If you are having dinner in Northbridge in the evening after 6 pm, try to find a space for street side parking as it is free after 6 pm on William Street.  Most of the paid car parks can be expensive.



Parking charges can be paid using street side parking ticket machines.  Be sure to display your ticket on the dashboard after you have bought it.  Also note that there are time limits which you cannot exceed in the particular location, this can vary from anything between 15 minutes to three hours. Parking wardens are conscientious in the city and do check how long a car has been parked there. Do make sure that you park in a properly marked lot and not one that's meant for the disabled. Signs will tell you when fees are payable.  If you park in a secure car park, you'll collect a ticket on the way in and you'll usually need to pre-pay at the paying machines before collecting your car to leave.


If you're driving a rental car then regular unleaded petrol will be the fuel you are likely to use; but if you're fortunate enough to be driving a high end sports car or a 4WD for off-road driving, then you may use other types of fuel. If you're buying petrol within Perth city and suburbs, it pays to shop around as prices can vary a fair bit from station to station and also from day to day. Refer to the Fuelwatch site to get the lowest prices in your suburb for "Today" and "Tomorrow".

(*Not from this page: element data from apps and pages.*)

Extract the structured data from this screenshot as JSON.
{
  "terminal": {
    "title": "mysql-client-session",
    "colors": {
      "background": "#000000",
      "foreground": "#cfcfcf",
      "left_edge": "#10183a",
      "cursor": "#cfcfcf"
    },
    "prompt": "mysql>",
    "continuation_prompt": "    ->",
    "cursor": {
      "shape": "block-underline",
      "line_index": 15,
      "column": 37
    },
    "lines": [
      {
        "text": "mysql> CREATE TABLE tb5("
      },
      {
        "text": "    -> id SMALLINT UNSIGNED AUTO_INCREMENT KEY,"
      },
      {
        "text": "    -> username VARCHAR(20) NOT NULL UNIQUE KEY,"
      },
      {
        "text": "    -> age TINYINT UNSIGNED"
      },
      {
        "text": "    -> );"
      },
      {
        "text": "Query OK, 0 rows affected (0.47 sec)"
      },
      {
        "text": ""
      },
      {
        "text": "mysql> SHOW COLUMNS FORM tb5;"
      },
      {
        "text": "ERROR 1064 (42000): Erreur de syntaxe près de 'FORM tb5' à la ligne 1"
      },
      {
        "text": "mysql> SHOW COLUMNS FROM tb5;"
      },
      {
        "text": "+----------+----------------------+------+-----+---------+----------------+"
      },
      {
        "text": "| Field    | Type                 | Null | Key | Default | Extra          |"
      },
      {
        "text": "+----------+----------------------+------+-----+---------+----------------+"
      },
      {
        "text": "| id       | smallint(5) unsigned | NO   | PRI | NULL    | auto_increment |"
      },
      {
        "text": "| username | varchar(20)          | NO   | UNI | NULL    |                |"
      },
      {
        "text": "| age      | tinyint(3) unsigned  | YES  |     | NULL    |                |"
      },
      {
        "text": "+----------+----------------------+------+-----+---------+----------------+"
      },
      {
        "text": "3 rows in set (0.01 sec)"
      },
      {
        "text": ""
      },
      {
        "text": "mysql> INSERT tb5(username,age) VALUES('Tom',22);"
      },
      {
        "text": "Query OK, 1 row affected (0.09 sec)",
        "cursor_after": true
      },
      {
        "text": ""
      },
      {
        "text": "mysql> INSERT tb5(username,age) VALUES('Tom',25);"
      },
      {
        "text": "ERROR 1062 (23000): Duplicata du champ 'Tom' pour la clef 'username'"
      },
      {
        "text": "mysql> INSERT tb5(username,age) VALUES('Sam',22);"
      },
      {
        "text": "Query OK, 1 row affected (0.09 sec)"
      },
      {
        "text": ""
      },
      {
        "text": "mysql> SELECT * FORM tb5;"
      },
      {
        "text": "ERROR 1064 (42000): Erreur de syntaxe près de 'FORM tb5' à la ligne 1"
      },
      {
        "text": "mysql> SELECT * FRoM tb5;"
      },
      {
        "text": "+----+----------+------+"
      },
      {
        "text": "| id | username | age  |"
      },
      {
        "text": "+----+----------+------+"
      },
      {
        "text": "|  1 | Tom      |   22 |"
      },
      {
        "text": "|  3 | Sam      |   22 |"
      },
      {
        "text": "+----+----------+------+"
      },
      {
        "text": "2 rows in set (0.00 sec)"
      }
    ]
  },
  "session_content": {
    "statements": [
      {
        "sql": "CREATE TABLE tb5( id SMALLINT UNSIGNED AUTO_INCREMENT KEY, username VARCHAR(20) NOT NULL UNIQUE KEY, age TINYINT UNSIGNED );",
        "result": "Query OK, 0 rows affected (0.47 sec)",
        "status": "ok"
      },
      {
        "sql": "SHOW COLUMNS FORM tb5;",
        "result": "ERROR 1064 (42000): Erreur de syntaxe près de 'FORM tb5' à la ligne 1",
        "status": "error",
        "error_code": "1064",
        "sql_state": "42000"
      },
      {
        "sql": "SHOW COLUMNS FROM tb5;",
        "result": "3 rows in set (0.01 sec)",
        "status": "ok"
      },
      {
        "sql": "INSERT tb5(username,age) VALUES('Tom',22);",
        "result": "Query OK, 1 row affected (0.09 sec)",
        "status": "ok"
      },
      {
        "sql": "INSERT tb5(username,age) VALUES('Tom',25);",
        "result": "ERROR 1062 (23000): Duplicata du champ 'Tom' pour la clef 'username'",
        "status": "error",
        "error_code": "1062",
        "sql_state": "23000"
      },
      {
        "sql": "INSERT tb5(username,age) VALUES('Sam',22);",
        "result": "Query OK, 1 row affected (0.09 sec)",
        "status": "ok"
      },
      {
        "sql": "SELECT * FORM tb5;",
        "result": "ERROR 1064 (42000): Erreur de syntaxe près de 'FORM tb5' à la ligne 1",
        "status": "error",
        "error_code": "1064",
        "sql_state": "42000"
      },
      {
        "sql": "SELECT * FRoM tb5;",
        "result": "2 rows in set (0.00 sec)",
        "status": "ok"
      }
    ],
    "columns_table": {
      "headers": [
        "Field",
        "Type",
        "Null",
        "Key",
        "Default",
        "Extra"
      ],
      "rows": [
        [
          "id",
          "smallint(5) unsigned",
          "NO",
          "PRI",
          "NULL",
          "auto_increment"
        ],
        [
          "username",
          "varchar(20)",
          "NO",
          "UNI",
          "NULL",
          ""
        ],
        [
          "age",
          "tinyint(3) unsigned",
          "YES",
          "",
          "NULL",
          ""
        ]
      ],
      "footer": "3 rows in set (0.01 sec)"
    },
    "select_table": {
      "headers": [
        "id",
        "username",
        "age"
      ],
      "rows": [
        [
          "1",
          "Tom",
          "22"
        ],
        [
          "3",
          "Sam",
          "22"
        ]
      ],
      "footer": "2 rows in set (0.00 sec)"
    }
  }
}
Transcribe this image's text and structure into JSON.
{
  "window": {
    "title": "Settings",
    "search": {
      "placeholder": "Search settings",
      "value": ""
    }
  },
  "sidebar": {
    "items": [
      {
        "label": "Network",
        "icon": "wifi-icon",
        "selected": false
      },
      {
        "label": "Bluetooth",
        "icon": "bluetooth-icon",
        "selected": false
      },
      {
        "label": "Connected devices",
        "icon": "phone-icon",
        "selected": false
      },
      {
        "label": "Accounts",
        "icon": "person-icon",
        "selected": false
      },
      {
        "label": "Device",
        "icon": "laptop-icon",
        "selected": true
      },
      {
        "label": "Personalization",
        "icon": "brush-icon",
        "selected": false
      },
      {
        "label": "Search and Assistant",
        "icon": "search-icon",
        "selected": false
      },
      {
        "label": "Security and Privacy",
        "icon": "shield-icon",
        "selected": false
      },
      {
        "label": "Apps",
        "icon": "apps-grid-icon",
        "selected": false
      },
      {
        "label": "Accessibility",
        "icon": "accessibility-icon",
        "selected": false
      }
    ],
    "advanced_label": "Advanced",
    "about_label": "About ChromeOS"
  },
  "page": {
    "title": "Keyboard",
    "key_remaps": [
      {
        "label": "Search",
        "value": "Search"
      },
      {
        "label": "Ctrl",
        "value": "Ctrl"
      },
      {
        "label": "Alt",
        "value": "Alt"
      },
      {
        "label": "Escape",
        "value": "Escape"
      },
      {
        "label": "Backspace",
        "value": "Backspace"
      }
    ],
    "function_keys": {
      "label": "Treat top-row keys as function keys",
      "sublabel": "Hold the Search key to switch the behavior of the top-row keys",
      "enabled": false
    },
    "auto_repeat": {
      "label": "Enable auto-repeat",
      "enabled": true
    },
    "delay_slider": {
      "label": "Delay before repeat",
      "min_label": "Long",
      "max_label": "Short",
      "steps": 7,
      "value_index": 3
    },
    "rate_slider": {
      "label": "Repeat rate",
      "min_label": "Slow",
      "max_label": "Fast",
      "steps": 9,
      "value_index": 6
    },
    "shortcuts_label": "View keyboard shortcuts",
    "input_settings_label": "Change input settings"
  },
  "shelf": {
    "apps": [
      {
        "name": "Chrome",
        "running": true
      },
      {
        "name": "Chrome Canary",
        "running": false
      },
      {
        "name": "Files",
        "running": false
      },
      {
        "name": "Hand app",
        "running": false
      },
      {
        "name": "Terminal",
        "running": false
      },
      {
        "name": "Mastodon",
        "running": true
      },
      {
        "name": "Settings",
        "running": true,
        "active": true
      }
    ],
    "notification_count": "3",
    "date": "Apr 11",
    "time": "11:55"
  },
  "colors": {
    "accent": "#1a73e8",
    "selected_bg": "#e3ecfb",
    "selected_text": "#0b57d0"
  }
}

If you happen to buy your groceries at a local supermarket such as Coles, Woolworth's or IGA and spend at least A$25 to A$30, you'll usually get a voucher giving you at least 4 cents discount per litre off petrol from affiliated stations.